The distinction between a punt and a rodney, or if there is even a distinction to be made, is often debated among boat builders and enthusiasts.
Both punts and rodneys are small (under 25 feet) work boats with keel and rounded bottoms. Used in the inshore and coastal fisheries, the design of these boats varies between communities and builders.
For some, the terms “punt” and “rodney” may be used interchangeably to refer to the same boat. For others, a rodney is smaller than a punt. Sometimes the shape of the counter, or transom, is a defining feature.
What do “punt” and “rodney” mean to you?
“My first boat was what we call a rodney – a small boat about 12 feet long. We used to tow her behind the trap boats.” – Tom Abbott, Summerville
“A rodney is a little narrower, I think. And they’re a little more, what you call ‘cranky’… but the crankier they are the easier they are to row.” – Ray Boone, Summerford
“As I was told, a rodney is 14-16 feet. Once you go over that, 16-19 feet, it would be a punt. A punt is little bit bigger than a rodney.” – Stewart Sturge, Salvage
“I usually think of a rodney as something thats light, easy to row, easy to launch, usually with a little rocker in the keel, and cranky as ever could be… They’re fast, easy to row and light to handle, whereas a punt is more of a heavier, wider, not-so-graceful looking thing that was used for fishing and handling around salmon nets and everything.” – Alf Manuel, Twillingate
4 thoughts on “Punt or Rodney?”
From all of the older fellows who I have asked this question, the most common answer was similar to Stewart Sturge’s description.
Really small ones, 12 feet and smaller are always called rodneys.
A Rodney was more streamlined than a punt, could be just as long or even longer. Was easier to row and was used for hunting mostly. I have Rodney molds used by my great grandfather.
Are you still building them to sell today ?

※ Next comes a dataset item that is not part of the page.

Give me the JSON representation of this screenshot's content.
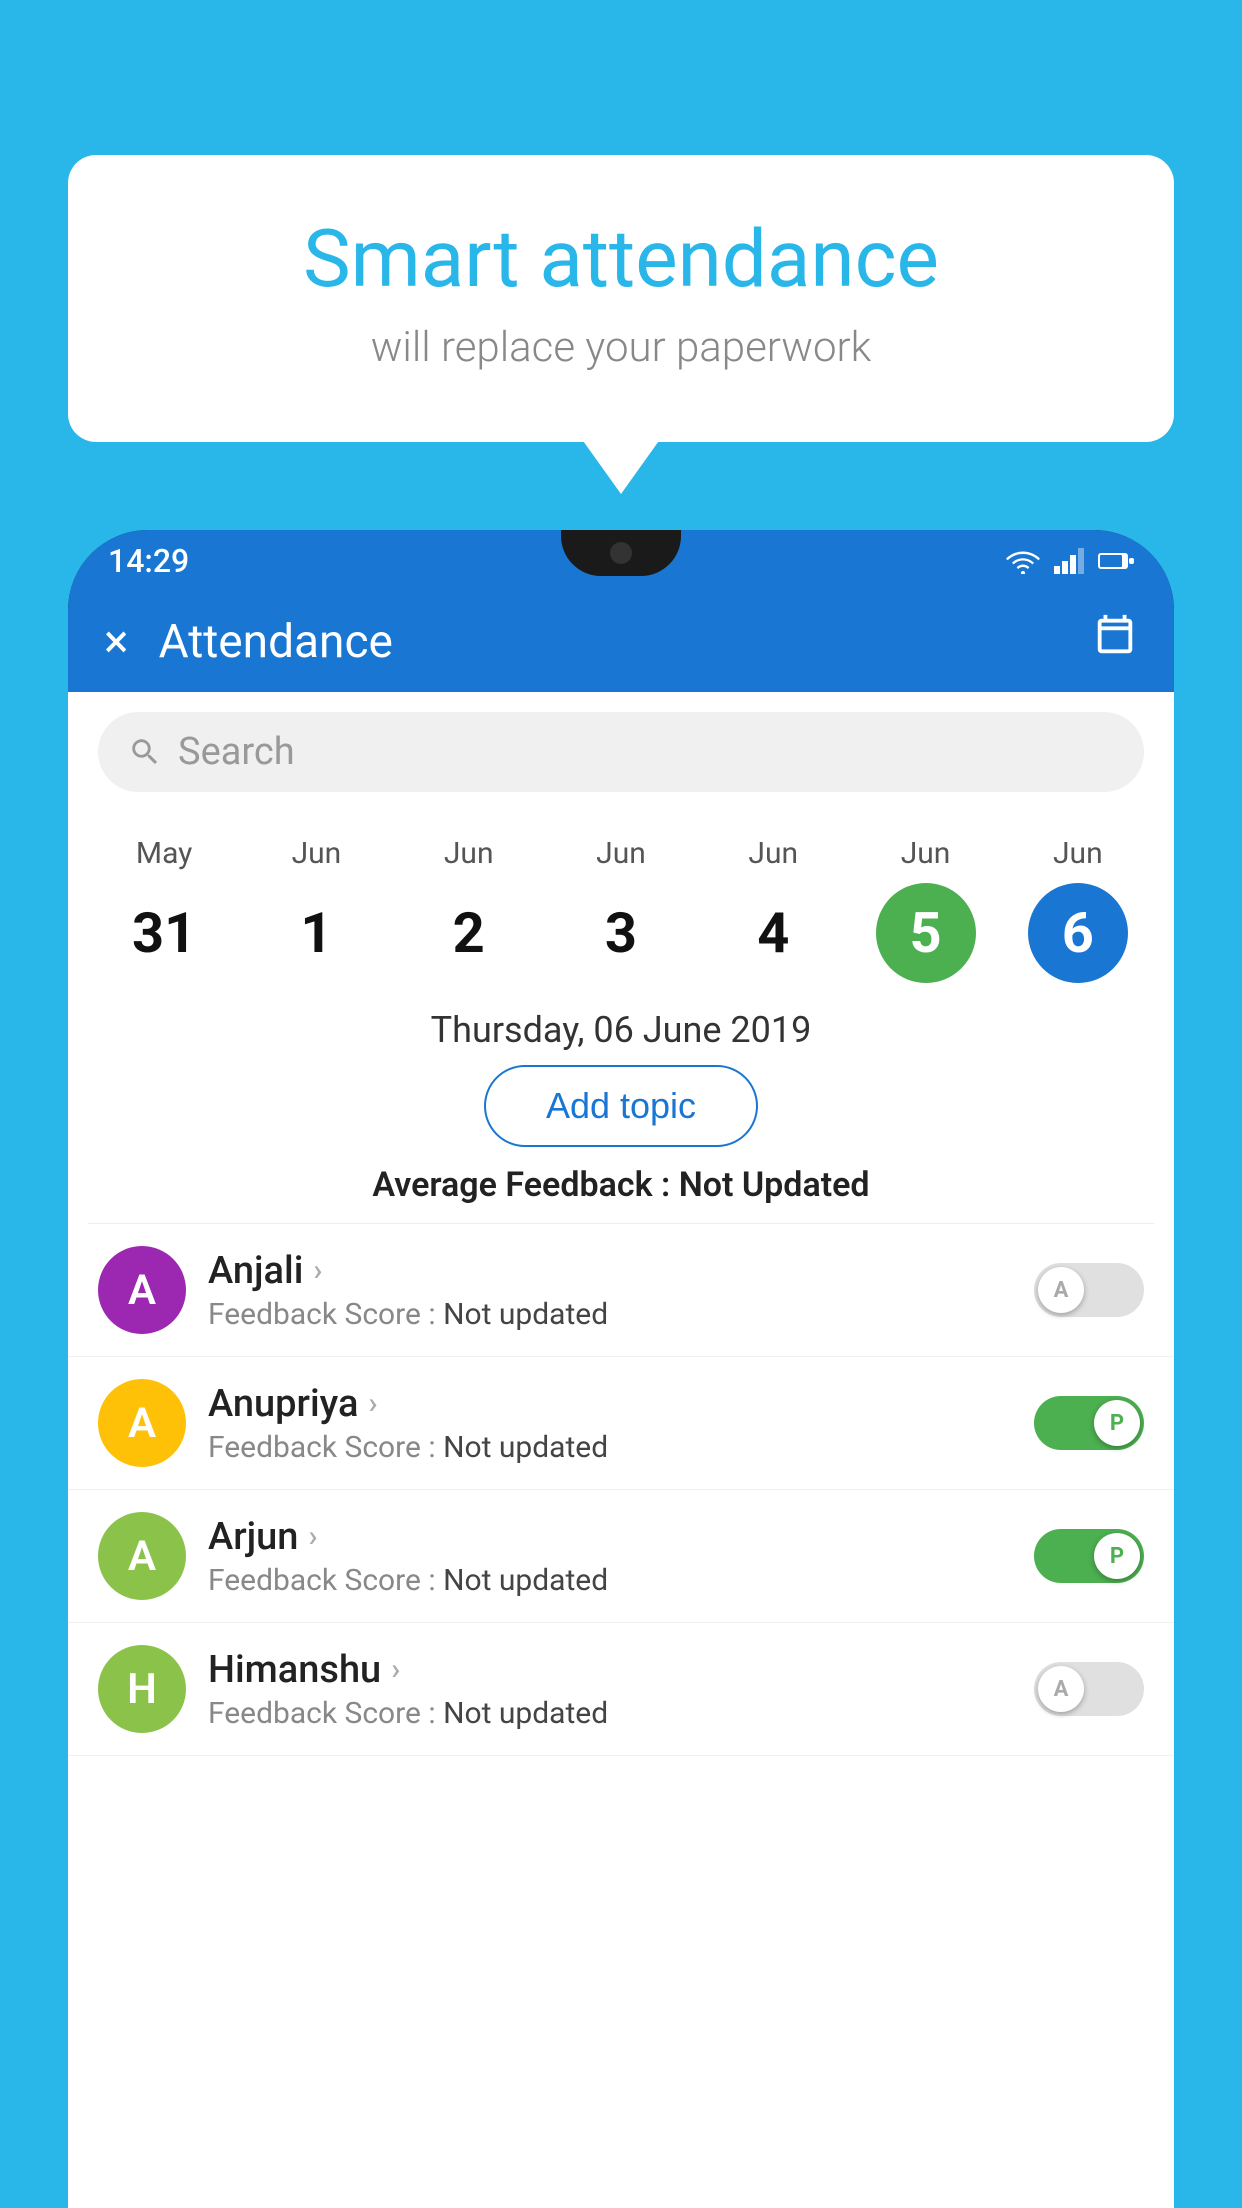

Would like to think of having one built . Once I have more info on size and cost . Basically for rowing enjoyment , enjoying the great outdoors. Wouldn’t need her fiberglassed , just pressure treated and finish paint.